> **EXERCISE GOAL**: The records follow. Retype them without a single change.

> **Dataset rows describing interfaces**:
- - -

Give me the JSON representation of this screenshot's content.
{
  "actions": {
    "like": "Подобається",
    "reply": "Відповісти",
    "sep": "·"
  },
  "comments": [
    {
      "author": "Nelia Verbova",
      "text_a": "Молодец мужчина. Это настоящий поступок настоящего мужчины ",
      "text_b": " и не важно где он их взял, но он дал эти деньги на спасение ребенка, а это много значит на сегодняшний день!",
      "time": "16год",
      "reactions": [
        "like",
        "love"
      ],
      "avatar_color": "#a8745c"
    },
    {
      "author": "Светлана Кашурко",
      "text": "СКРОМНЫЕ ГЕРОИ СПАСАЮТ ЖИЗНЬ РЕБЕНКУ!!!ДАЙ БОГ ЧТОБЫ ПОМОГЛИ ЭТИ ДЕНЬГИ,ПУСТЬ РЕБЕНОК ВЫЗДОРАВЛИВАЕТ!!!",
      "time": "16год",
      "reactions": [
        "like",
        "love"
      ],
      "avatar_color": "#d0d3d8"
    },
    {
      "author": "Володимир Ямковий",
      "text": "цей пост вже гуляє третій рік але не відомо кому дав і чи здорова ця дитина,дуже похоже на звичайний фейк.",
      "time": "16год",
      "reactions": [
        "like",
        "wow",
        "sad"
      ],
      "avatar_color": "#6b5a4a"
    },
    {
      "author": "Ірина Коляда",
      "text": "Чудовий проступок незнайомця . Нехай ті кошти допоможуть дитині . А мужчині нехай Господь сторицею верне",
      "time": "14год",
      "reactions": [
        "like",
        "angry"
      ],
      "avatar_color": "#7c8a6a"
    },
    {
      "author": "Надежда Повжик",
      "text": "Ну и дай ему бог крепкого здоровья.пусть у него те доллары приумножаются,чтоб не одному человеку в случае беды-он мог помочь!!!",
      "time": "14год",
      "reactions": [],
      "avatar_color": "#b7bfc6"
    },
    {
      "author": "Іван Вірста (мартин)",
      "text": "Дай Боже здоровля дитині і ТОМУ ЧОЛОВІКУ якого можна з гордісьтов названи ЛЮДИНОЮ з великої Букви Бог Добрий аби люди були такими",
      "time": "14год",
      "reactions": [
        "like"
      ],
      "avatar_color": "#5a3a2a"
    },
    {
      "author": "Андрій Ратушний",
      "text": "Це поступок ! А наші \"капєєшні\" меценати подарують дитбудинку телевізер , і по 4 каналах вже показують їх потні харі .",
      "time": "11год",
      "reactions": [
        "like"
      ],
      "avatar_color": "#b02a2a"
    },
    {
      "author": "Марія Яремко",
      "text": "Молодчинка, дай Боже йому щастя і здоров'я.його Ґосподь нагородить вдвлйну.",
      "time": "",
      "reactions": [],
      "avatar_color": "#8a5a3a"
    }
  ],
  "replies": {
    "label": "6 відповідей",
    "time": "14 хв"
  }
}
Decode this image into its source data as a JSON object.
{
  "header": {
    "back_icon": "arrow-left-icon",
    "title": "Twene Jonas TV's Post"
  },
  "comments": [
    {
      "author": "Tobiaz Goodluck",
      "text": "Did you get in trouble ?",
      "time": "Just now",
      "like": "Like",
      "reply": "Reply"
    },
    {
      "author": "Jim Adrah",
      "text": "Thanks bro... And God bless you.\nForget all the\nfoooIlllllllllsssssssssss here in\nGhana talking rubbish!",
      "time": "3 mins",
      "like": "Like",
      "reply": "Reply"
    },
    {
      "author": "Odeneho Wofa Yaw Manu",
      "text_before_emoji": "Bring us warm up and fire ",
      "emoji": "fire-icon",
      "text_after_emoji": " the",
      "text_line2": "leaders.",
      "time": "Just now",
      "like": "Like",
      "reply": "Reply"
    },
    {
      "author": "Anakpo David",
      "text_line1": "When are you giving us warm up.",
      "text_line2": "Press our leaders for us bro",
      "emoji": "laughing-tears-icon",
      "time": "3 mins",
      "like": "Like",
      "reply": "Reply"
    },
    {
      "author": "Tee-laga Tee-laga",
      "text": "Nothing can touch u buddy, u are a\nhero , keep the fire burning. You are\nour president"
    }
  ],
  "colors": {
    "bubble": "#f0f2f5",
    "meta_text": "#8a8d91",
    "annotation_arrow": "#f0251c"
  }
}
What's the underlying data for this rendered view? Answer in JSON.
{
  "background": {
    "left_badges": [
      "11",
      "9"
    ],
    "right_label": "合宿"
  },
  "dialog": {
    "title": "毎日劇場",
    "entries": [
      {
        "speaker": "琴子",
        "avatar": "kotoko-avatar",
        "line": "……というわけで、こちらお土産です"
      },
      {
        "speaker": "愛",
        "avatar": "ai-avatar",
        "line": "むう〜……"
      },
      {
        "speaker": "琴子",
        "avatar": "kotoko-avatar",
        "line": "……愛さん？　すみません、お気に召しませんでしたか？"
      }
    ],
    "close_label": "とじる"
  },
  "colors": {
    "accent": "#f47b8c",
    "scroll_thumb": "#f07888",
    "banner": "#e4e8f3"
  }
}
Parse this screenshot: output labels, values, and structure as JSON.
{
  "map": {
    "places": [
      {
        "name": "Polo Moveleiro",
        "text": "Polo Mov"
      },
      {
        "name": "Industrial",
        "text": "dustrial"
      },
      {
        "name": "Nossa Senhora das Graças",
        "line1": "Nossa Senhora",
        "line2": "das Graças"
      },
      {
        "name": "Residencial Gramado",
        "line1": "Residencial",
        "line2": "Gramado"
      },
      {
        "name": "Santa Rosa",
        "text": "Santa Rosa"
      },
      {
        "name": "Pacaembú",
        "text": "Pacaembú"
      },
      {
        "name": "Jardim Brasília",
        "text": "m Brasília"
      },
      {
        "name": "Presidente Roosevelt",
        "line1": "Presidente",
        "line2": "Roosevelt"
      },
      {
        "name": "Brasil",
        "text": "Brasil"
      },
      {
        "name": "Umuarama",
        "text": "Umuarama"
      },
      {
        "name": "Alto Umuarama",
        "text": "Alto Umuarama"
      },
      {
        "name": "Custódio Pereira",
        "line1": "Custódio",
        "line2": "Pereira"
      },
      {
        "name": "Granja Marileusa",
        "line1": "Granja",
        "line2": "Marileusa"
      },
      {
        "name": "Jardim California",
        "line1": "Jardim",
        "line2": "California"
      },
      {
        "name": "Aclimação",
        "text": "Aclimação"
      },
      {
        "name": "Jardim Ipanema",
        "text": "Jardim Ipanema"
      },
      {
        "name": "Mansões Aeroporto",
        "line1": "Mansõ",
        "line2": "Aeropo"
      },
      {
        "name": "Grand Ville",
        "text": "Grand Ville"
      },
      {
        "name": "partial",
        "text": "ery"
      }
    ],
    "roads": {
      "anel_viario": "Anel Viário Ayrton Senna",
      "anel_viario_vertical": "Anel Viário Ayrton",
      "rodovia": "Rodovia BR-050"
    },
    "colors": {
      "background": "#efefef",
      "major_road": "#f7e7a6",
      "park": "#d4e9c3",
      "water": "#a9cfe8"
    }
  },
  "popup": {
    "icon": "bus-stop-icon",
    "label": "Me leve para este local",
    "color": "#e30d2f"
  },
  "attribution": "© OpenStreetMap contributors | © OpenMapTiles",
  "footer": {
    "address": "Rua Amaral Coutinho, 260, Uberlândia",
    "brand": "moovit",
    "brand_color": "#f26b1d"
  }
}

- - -

> **WRITTEN RESPONSE**:
Give me the JSON representation of this screenshot's content.
{
  "actions": {
    "like": "Подобається",
    "reply": "Відповісти",
    "sep": "·"
  },
  "comments": [
    {
      "author": "Nelia Verbova",
      "text_a": "Молодец мужчина. Это настоящий поступок настоящего мужчины ",
      "text_b": " и не важно где он их взял, но он дал эти деньги на спасение ребенка, а это много значит на сегодняшний день!",
      "time": "16год",
      "reactions": [
        "like",
        "love"
      ],
      "avatar_color": "#a8745c"
    },
    {
      "author": "Светлана Кашурко",
      "text": "СКРОМНЫЕ ГЕРОИ СПАСАЮТ ЖИЗНЬ РЕБЕНКУ!!!ДАЙ БОГ ЧТОБЫ ПОМОГЛИ ЭТИ ДЕНЬГИ,ПУСТЬ РЕБЕНОК ВЫЗДОРАВЛИВАЕТ!!!",
      "time": "16год",
      "reactions": [
        "like",
        "love"
      ],
      "avatar_color": "#d0d3d8"
    },
    {
      "author": "Володимир Ямковий",
      "text": "цей пост вже гуляє третій рік але не відомо кому дав і чи здорова ця дитина,дуже похоже на звичайний фейк.",
      "time": "16год",
      "reactions": [
        "like",
        "wow",
        "sad"
      ],
      "avatar_color": "#6b5a4a"
    },
    {
      "author": "Ірина Коляда",
      "text": "Чудовий проступок незнайомця . Нехай ті кошти допоможуть дитині . А мужчині нехай Господь сторицею верне",
      "time": "14год",
      "reactions": [
        "like",
        "angry"
      ],
      "avatar_color": "#7c8a6a"
    },
    {
      "author": "Надежда Повжик",
      "text": "Ну и дай ему бог крепкого здоровья.пусть у него те доллары приумножаются,чтоб не одному человеку в случае беды-он мог помочь!!!",
      "time": "14год",
      "reactions": [],
      "avatar_color": "#b7bfc6"
    },
    {
      "author": "Іван Вірста (мартин)",
      "text": "Дай Боже здоровля дитині і ТОМУ ЧОЛОВІКУ якого можна з гордісьтов названи ЛЮДИНОЮ з великої Букви Бог Добрий аби люди були такими",
      "time": "14год",
      "reactions": [
        "like"
      ],
      "avatar_color": "#5a3a2a"
    },
    {
      "author": "Андрій Ратушний",
      "text": "Це поступок ! А наші \"капєєшні\" меценати подарують дитбудинку телевізер , і по 4 каналах вже показують їх потні харі .",
      "time": "11год",
      "reactions": [
        "like"
      ],
      "avatar_color": "#b02a2a"
    },
    {
      "author": "Марія Яремко",
      "text": "Молодчинка, дай Боже йому щастя і здоров'я.його Ґосподь нагородить вдвлйну.",
      "time": "",
      "reactions": [],
      "avatar_color": "#8a5a3a"
    }
  ],
  "replies": {
    "label": "6 відповідей",
    "time": "14 хв"
  }
}
Decode this image into its source data as a JSON object.
{
  "header": {
    "back_icon": "arrow-left-icon",
    "title": "Twene Jonas TV's Post"
  },
  "comments": [
    {
      "author": "Tobiaz Goodluck",
      "text": "Did you get in trouble ?",
      "time": "Just now",
      "like": "Like",
      "reply": "Reply"
    },
    {
      "author": "Jim Adrah",
      "text": "Thanks bro... And God bless you.\nForget all the\nfoooIlllllllllsssssssssss here in\nGhana talking rubbish!",
      "time": "3 mins",
      "like": "Like",
      "reply": "Reply"
    },
    {
      "author": "Odeneho Wofa Yaw Manu",
      "text_before_emoji": "Bring us warm up and fire ",
      "emoji": "fire-icon",
      "text_after_emoji": " the",
      "text_line2": "leaders.",
      "time": "Just now",
      "like": "Like",
      "reply": "Reply"
    },
    {
      "author": "Anakpo David",
      "text_line1": "When are you giving us warm up.",
      "text_line2": "Press our leaders for us bro",
      "emoji": "laughing-tears-icon",
      "time": "3 mins",
      "like": "Like",
      "reply": "Reply"
    },
    {
      "author": "Tee-laga Tee-laga",
      "text": "Nothing can touch u buddy, u are a\nhero , keep the fire burning. You are\nour president"
    }
  ],
  "colors": {
    "bubble": "#f0f2f5",
    "meta_text": "#8a8d91",
    "annotation_arrow": "#f0251c"
  }
}
What's the underlying data for this rendered view? Answer in JSON.
{
  "background": {
    "left_badges": [
      "11",
      "9"
    ],
    "right_label": "合宿"
  },
  "dialog": {
    "title": "毎日劇場",
    "entries": [
      {
        "speaker": "琴子",
        "avatar": "kotoko-avatar",
        "line": "……というわけで、こちらお土産です"
      },
      {
        "speaker": "愛",
        "avatar": "ai-avatar",
        "line": "むう〜……"
      },
      {
        "speaker": "琴子",
        "avatar": "kotoko-avatar",
        "line": "……愛さん？　すみません、お気に召しませんでしたか？"
      }
    ],
    "close_label": "とじる"
  },
  "colors": {
    "accent": "#f47b8c",
    "scroll_thumb": "#f07888",
    "banner": "#e4e8f3"
  }
}
Parse this screenshot: output labels, values, and structure as JSON.
{
  "map": {
    "places": [
      {
        "name": "Polo Moveleiro",
        "text": "Polo Mov"
      },
      {
        "name": "Industrial",
        "text": "dustrial"
      },
      {
        "name": "Nossa Senhora das Graças",
        "line1": "Nossa Senhora",
        "line2": "das Graças"
      },
      {
        "name": "Residencial Gramado",
        "line1": "Residencial",
        "line2": "Gramado"
      },
      {
        "name": "Santa Rosa",
        "text": "Santa Rosa"
      },
      {
        "name": "Pacaembú",
        "text": "Pacaembú"
      },
      {
        "name": "Jardim Brasília",
        "text": "m Brasília"
      },
      {
        "name": "Presidente Roosevelt",
        "line1": "Presidente",
        "line2": "Roosevelt"
      },
      {
        "name": "Brasil",
        "text": "Brasil"
      },
      {
        "name": "Umuarama",
        "text": "Umuarama"
      },
      {
        "name": "Alto Umuarama",
        "text": "Alto Umuarama"
      },
      {
        "name": "Custódio Pereira",
        "line1": "Custódio",
        "line2": "Pereira"
      },
      {
        "name": "Granja Marileusa",
        "line1": "Granja",
        "line2": "Marileusa"
      },
      {
        "name": "Jardim California",
        "line1": "Jardim",
        "line2": "California"
      },
      {
        "name": "Aclimação",
        "text": "Aclimação"
      },
      {
        "name": "Jardim Ipanema",
        "text": "Jardim Ipanema"
      },
      {
        "name": "Mansões Aeroporto",
        "line1": "Mansõ",
        "line2": "Aeropo"
      },
      {
        "name": "Grand Ville",
        "text": "Grand Ville"
      },
      {
        "name": "partial",
        "text": "ery"
      }
    ],
    "roads": {
      "anel_viario": "Anel Viário Ayrton Senna",
      "anel_viario_vertical": "Anel Viário Ayrton",
      "rodovia": "Rodovia BR-050"
    },
    "colors": {
      "background": "#efefef",
      "major_road": "#f7e7a6",
      "park": "#d4e9c3",
      "water": "#a9cfe8"
    }
  },
  "popup": {
    "icon": "bus-stop-icon",
    "label": "Me leve para este local",
    "color": "#e30d2f"
  },
  "attribution": "© OpenStreetMap contributors | © OpenMapTiles",
  "footer": {
    "address": "Rua Amaral Coutinho, 260, Uberlândia",
    "brand": "moovit",
    "brand_color": "#f26b1d"
  }
}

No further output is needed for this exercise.